Task goal: Each line in the entries below that holds the string "Show" is to be listed.

Provided entries:
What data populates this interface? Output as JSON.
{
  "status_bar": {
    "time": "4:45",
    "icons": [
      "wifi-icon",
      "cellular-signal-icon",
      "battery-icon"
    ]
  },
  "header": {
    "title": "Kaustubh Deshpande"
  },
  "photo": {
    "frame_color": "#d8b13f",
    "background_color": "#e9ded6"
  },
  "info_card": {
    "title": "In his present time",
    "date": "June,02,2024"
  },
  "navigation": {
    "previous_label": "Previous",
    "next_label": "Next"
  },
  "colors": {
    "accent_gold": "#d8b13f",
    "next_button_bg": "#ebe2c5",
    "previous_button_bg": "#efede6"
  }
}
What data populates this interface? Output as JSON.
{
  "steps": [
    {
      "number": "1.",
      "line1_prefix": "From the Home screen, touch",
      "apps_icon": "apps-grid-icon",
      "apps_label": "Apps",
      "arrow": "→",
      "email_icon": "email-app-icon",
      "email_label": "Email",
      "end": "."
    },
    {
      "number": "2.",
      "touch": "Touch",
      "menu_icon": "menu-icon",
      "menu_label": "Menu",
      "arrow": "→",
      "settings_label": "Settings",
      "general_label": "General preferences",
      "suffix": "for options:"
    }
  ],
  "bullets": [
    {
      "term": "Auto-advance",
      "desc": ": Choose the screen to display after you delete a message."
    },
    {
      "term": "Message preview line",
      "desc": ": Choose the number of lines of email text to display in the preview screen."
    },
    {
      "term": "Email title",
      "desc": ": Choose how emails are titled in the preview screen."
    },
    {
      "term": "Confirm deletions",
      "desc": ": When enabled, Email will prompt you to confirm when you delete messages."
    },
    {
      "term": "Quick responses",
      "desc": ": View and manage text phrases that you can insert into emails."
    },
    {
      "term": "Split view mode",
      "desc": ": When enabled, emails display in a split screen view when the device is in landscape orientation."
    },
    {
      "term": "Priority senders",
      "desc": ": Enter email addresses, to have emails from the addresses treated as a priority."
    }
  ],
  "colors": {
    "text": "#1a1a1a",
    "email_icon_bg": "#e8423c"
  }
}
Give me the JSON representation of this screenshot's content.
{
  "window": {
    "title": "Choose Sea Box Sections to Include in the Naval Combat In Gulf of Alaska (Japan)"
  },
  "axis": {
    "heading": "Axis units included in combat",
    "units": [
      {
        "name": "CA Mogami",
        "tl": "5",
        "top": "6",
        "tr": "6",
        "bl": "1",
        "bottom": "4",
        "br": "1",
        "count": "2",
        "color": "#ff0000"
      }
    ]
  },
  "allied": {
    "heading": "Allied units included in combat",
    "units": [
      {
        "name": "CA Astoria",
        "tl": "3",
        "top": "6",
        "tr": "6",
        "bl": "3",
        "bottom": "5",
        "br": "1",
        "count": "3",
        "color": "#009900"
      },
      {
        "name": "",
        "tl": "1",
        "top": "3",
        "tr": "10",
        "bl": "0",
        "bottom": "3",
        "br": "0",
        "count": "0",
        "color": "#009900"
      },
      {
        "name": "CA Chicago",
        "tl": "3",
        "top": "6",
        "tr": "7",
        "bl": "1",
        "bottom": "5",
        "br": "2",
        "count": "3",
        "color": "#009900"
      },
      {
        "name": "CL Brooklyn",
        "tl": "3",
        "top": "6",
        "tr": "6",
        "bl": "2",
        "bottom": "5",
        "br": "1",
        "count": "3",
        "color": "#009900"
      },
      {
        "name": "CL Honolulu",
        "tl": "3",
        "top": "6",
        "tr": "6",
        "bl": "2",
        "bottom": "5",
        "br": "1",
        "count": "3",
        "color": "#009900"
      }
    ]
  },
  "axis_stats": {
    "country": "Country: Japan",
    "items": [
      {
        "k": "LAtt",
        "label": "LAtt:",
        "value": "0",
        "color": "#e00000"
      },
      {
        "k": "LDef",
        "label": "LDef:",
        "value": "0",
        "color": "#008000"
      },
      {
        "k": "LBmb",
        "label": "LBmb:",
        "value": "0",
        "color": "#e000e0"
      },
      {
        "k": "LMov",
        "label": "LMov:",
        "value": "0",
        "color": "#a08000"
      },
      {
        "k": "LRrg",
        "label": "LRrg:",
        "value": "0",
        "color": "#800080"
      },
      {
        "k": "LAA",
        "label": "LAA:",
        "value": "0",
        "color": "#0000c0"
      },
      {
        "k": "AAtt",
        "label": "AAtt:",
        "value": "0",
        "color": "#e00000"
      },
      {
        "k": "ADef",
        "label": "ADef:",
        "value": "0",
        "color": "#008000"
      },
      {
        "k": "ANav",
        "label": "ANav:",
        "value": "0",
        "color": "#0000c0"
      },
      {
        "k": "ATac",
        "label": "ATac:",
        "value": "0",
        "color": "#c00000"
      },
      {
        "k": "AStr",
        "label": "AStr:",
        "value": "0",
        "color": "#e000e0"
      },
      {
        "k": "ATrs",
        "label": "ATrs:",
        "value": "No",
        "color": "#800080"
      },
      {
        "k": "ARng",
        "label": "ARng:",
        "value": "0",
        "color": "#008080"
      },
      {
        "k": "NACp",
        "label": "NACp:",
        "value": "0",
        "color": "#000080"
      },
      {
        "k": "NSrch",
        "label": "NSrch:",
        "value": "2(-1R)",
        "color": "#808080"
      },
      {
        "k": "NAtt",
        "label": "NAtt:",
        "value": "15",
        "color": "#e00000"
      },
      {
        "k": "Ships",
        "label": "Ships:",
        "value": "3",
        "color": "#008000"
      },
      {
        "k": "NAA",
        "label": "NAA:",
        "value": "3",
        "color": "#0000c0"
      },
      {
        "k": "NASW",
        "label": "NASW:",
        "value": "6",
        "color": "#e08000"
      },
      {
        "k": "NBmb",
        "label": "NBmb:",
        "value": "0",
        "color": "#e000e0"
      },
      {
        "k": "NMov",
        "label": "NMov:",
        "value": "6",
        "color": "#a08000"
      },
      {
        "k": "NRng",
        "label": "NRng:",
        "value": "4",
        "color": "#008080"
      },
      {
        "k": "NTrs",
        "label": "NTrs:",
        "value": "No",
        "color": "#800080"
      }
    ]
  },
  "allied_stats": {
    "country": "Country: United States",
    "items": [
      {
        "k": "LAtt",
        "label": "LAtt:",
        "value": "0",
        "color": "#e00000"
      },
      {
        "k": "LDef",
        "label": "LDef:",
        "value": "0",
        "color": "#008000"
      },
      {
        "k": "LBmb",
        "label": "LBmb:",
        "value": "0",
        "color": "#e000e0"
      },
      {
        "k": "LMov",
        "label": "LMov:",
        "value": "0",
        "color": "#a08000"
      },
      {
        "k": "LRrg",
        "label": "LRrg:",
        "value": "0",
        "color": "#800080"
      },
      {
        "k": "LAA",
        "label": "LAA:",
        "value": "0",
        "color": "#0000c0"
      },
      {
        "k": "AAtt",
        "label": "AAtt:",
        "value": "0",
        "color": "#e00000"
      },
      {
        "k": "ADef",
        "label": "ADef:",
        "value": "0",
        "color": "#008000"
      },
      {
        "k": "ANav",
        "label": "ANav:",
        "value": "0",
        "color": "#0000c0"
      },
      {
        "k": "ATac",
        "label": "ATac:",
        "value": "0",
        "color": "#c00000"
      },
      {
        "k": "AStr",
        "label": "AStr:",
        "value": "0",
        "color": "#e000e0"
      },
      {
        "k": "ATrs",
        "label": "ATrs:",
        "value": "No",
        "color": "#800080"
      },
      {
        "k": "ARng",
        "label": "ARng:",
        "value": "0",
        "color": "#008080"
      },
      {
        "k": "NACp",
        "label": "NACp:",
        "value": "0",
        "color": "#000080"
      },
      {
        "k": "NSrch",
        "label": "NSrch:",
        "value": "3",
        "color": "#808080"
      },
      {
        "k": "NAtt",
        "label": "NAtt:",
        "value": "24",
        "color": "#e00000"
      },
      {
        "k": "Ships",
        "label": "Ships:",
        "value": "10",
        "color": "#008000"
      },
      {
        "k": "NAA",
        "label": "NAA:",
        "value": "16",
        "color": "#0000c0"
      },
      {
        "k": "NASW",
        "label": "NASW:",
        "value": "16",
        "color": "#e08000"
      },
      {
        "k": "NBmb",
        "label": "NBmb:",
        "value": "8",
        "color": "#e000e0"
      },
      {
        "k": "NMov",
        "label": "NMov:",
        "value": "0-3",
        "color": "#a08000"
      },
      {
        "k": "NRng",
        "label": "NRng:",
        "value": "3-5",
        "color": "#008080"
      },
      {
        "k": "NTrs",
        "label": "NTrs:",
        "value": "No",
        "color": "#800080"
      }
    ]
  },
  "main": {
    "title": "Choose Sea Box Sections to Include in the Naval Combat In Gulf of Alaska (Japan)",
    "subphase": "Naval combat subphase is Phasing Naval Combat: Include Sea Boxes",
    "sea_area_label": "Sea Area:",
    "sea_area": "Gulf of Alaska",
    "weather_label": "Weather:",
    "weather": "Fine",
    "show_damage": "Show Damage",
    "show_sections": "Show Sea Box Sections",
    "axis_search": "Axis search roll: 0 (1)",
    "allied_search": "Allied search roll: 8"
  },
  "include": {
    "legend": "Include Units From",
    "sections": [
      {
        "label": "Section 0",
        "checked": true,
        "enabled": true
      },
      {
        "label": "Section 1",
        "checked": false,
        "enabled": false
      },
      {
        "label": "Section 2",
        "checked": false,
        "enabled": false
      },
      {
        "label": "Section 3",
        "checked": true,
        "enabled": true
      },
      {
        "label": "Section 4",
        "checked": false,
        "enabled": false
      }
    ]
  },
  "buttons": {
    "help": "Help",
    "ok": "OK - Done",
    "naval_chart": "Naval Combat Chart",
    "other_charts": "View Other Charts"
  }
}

Output below:
    "show_damage": "Show Damage",
    "show_sections": "Show Sea Box Sections",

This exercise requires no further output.